Top of SOURCE INFORMATION
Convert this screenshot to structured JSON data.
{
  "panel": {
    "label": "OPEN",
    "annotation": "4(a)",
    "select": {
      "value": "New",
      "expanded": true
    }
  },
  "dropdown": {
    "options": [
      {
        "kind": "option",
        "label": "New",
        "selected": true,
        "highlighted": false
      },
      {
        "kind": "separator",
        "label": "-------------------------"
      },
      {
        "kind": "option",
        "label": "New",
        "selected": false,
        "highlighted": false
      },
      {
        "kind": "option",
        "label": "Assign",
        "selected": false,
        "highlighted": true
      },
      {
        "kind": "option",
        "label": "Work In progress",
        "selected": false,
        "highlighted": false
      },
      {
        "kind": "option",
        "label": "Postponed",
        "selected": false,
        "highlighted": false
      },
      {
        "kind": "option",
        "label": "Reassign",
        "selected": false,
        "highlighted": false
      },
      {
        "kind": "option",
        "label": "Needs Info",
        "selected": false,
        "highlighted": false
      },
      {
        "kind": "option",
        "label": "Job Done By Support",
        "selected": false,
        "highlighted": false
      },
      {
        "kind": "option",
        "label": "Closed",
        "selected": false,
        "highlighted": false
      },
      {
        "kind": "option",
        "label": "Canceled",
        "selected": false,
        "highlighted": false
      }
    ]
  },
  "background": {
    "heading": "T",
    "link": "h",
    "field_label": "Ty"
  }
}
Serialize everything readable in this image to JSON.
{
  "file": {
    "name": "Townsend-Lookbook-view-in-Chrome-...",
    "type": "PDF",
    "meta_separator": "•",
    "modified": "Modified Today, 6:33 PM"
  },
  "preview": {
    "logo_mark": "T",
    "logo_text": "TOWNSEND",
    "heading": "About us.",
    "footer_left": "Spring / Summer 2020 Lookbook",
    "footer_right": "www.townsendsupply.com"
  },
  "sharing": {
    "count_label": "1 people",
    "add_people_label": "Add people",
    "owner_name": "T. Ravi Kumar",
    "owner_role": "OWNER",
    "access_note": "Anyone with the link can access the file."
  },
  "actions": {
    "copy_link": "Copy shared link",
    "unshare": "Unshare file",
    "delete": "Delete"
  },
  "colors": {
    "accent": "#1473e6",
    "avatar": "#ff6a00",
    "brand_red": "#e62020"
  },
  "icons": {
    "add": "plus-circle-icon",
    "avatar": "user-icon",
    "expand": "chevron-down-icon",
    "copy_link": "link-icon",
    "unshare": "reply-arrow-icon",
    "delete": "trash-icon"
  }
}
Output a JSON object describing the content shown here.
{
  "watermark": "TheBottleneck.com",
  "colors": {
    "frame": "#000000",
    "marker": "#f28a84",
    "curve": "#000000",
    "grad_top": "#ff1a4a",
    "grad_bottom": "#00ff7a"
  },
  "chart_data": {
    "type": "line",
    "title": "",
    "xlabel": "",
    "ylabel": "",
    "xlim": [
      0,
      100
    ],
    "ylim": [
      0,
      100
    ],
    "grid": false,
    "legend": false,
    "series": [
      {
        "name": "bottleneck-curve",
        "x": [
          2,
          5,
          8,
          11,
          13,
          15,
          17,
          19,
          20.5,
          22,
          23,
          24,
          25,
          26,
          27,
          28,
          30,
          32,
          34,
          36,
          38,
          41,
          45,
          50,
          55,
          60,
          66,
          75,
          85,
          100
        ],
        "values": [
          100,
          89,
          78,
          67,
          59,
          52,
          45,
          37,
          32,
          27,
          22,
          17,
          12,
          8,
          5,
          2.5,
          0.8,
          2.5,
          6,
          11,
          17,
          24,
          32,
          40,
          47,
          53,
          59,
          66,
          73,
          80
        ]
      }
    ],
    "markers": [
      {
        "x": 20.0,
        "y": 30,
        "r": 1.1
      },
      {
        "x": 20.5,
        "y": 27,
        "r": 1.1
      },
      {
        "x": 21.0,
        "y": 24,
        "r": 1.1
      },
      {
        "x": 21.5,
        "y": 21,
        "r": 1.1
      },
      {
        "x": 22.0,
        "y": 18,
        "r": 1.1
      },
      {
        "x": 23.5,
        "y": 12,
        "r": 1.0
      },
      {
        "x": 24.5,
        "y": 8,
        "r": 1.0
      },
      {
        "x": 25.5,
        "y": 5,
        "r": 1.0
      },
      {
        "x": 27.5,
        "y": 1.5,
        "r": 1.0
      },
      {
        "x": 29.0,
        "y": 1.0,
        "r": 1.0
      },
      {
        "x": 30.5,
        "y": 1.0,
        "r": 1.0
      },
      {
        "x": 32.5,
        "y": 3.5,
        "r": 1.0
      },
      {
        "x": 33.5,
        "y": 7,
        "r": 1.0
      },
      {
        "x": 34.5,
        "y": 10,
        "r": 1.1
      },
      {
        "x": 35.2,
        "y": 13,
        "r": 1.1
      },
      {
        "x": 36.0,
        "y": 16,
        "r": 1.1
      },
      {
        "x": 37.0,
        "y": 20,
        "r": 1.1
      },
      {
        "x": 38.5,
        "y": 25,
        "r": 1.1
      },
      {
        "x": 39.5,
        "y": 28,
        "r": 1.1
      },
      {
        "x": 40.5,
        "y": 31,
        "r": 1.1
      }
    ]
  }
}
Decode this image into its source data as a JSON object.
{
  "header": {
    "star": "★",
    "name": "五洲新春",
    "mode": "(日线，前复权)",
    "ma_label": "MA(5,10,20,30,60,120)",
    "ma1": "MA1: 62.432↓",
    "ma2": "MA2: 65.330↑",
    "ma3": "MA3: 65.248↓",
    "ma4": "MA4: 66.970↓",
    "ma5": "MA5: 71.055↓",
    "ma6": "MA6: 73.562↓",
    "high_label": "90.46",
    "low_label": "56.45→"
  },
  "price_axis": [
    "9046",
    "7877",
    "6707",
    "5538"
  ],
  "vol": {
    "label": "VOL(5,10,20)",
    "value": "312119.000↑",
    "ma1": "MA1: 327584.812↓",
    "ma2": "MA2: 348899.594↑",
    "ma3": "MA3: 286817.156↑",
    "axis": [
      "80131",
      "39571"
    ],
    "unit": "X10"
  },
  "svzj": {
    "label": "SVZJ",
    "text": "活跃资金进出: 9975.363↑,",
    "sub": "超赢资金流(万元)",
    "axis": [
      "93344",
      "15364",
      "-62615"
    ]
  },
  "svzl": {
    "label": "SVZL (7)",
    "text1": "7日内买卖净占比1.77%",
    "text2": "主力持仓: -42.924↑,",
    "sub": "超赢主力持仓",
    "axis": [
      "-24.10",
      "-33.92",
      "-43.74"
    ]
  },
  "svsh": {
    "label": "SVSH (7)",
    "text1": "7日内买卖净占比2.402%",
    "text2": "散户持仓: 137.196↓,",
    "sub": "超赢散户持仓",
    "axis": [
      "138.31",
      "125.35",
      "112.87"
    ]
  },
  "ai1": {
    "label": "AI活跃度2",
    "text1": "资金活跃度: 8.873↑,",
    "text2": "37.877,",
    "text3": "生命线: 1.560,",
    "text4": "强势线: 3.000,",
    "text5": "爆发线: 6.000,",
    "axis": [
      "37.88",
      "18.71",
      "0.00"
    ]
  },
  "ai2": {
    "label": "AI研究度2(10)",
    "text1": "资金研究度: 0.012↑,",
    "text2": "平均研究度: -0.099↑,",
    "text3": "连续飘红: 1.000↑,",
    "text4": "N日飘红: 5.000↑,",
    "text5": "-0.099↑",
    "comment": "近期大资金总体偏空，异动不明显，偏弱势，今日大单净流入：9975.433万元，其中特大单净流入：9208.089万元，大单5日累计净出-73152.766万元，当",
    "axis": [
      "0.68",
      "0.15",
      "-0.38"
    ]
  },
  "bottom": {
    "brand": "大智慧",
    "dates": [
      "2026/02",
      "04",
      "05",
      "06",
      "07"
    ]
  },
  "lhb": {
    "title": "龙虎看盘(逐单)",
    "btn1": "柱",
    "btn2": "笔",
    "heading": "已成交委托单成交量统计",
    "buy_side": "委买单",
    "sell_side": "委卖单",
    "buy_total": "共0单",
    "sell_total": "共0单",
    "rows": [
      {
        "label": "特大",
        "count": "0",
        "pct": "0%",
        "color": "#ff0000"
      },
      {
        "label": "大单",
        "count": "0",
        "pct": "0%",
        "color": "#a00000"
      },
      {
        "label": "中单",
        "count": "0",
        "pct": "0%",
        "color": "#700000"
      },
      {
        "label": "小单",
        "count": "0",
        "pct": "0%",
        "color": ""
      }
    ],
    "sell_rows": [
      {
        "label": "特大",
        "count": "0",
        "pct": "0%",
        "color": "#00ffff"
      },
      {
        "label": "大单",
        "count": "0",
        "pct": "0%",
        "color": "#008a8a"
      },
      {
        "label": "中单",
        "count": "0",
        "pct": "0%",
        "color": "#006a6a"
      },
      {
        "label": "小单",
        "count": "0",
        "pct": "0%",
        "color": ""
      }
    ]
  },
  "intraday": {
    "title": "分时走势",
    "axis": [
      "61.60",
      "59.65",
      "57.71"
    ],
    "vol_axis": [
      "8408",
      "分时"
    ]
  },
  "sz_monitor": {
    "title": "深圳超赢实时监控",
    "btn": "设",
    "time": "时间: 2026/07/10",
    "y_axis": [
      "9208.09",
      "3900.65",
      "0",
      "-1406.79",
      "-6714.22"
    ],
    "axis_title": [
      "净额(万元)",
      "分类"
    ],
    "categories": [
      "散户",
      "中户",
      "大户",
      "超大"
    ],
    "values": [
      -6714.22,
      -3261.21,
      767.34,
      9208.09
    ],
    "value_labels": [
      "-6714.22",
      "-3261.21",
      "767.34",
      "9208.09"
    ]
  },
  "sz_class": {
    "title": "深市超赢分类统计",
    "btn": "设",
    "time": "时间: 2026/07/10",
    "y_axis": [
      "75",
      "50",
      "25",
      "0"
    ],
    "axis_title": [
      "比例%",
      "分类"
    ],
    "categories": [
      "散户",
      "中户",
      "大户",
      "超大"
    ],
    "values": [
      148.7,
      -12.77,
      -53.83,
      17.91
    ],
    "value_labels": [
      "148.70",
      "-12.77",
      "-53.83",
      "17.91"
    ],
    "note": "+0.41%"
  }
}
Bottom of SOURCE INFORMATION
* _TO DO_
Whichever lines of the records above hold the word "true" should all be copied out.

* _REPLY TO THE TASK_
      "expanded": true
        "selected": true,
        "highlighted": true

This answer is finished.